§ TASK INSTRUCTIONS: What the task needs is every record repeated exactly, nothing more.

§ INPUT RECORDS:
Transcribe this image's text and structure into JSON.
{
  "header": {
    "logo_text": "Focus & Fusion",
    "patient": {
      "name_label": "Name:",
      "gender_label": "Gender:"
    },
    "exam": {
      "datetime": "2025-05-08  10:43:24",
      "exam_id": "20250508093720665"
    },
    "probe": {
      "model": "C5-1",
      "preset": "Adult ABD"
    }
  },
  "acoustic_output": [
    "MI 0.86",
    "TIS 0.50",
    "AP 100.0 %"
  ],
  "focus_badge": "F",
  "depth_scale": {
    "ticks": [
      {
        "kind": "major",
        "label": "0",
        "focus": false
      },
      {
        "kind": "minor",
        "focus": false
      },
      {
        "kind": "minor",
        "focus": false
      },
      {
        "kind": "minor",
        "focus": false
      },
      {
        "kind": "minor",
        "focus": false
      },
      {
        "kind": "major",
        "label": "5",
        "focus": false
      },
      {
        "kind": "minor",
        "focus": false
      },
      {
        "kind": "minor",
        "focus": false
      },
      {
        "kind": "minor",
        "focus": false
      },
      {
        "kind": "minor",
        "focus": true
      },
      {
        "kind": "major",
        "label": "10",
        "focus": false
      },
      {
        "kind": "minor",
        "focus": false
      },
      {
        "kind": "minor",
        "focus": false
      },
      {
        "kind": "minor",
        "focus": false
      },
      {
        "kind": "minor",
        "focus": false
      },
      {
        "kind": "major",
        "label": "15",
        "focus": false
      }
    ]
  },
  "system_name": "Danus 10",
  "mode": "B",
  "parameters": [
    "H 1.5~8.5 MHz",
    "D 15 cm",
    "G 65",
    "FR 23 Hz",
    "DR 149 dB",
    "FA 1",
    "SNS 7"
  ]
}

§ RESULT OF THIS EXERCISE:
Transcribe this image's text and structure into JSON.
{
  "header": {
    "logo_text": "Focus & Fusion",
    "patient": {
      "name_label": "Name:",
      "gender_label": "Gender:"
    },
    "exam": {
      "datetime": "2025-05-08  10:43:24",
      "exam_id": "20250508093720665"
    },
    "probe": {
      "model": "C5-1",
      "preset": "Adult ABD"
    }
  },
  "acoustic_output": [
    "MI 0.86",
    "TIS 0.50",
    "AP 100.0 %"
  ],
  "focus_badge": "F",
  "depth_scale": {
    "ticks": [
      {
        "kind": "major",
        "label": "0",
        "focus": false
      },
      {
        "kind": "minor",
        "focus": false
      },
      {
        "kind": "minor",
        "focus": false
      },
      {
        "kind": "minor",
        "focus": false
      },
      {
        "kind": "minor",
        "focus": false
      },
      {
        "kind": "major",
        "label": "5",
        "focus": false
      },
      {
        "kind": "minor",
        "focus": false
      },
      {
        "kind": "minor",
        "focus": false
      },
      {
        "kind": "minor",
        "focus": false
      },
      {
        "kind": "minor",
        "focus": true
      },
      {
        "kind": "major",
        "label": "10",
        "focus": false
      },
      {
        "kind": "minor",
        "focus": false
      },
      {
        "kind": "minor",
        "focus": false
      },
      {
        "kind": "minor",
        "focus": false
      },
      {
        "kind": "minor",
        "focus": false
      },
      {
        "kind": "major",
        "label": "15",
        "focus": false
      }
    ]
  },
  "system_name": "Danus 10",
  "mode": "B",
  "parameters": [
    "H 1.5~8.5 MHz",
    "D 15 cm",
    "G 65",
    "FR 23 Hz",
    "DR 149 dB",
    "FA 1",
    "SNS 7"
  ]
}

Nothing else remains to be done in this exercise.